I would have gladly paid for the privilege of destroying a library book, but I did not like the idea of having my name on record as having checked it out. I don't know why; I just didn't want to. So, instead, I carefully separated the spine and pulled out the magnetized metal strip that would have triggered the buzzer when I exited. I also picked up a few other books to check out as a sort of cover, although I grabbed them randomly from the shelf and didn't even read the titles before stuffing them in my bag.
I felt a brief flush as I exited the library with the stolen manuscript. It was contrary to my life's work to take this step, but I felt I had no choice. I sped back to the underpass, parked my car by the curb, and hurried toward the burning trashcan. I was quite an oddity, and I began to get the expected mocking from the other men as soon as I was within earshot. "Hey, what do you need?" -- "We charge for this fire, you know" – "What'd you bring that book here for?" and more along the same vein. I thought of pulling my wallet out and offering them my money, because I honestly didn't care about it as long as I could carry out my task. But I was too focussed for that. Instead, I walked quickly without speaking right up to the trashcan, held the book above the opening, and dropped it in.
Was it my imagination, or did the fire blaze up and turn multi-coloured for a few moments after the book fell in? I'm not sure, but I stayed around staring into the trashcan for a while afterward, watches the pages curl up and turn black. The men kept taunting me, but I didn't hear what they said. My attention was entirely on that book, and I wasn't going to leave until I saw that it was destroyed.
It felt like an eternity staring into that fire. It was hot, too, and I think the men began to wonder about my sanity. I heard a few people ask if I was okay; I nodded slowly, but I'm not sure if it was noticeable. When the book was gone, I turned and walked slowly back to the car. "Thanks man, you can burn your books here any time you want," someone said. I guess they were grateful for the extra fuel. I was grateful to be done with that horrible book, which had cost me my sanity.
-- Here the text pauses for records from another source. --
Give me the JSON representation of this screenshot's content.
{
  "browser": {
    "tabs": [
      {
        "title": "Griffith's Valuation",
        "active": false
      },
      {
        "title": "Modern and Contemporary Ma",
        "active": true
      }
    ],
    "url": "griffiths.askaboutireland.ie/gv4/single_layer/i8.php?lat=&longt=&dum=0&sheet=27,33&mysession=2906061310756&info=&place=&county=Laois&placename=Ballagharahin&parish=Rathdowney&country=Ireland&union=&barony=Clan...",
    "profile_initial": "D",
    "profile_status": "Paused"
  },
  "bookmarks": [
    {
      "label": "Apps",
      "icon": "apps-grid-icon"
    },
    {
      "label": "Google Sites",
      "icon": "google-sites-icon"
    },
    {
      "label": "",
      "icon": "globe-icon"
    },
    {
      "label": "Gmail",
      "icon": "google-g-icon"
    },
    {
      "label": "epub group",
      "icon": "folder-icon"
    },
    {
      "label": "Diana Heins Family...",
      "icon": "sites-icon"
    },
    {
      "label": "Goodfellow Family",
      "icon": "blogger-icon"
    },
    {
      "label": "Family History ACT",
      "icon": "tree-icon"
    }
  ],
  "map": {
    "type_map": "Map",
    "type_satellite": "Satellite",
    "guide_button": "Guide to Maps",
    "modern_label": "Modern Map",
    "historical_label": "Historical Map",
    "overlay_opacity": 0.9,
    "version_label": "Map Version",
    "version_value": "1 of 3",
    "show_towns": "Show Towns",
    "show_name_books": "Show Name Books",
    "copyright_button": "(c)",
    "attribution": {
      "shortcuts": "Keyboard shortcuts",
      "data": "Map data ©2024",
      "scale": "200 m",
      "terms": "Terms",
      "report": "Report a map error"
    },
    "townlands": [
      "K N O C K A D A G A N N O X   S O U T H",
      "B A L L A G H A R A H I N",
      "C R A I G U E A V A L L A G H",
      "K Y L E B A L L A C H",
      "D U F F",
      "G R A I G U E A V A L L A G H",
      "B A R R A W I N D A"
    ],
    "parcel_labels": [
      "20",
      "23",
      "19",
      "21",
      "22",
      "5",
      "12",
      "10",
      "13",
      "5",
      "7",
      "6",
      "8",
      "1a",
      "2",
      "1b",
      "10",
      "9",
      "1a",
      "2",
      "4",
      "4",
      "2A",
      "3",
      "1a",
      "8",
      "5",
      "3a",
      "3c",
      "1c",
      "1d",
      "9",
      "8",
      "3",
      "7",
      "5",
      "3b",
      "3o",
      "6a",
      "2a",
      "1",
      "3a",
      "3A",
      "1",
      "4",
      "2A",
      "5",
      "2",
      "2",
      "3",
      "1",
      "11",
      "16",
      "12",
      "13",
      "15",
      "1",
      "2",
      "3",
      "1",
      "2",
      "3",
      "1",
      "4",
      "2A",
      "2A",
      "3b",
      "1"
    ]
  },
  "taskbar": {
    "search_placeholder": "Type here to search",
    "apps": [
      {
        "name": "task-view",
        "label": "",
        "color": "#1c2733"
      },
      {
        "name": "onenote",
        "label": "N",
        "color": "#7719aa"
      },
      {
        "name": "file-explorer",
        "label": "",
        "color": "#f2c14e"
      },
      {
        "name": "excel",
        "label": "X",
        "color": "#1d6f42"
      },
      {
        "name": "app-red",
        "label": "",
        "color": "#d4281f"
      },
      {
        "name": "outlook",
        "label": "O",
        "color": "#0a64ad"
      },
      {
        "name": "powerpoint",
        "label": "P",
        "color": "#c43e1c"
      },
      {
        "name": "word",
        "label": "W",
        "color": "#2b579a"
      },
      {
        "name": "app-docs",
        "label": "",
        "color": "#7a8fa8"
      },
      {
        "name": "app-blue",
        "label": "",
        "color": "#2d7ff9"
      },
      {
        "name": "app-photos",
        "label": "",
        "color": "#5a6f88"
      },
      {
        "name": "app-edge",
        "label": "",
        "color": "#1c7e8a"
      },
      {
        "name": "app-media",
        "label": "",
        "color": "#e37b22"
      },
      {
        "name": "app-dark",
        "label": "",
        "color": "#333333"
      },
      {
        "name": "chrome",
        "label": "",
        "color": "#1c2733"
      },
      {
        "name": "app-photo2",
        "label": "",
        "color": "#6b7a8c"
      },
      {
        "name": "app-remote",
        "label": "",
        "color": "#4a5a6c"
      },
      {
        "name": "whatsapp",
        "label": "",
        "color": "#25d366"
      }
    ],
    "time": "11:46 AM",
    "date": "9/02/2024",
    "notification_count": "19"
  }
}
I say it had cost me my sanity, but that isn't entirely true. After the book was destroyed, my life again began to return to normal. I was extremely nervous for weeks afterward, and I was terrified of going back to teaching the next semester. However, gradually the routine normalized and I went back to being the person I was. I still occasionally thought I might have seen a shimmer out of the corner of my eye, but it may have been just a memory of my past horrors.
It still bothers me to have lost that book and its knowledge. I have considered doing some research myself, but the thought of learning all those languages keeps me from acting on it. For now, I am content to go back to being an ordinary historian. And I very rarely wander in the stacks in search of interesting books like I used to.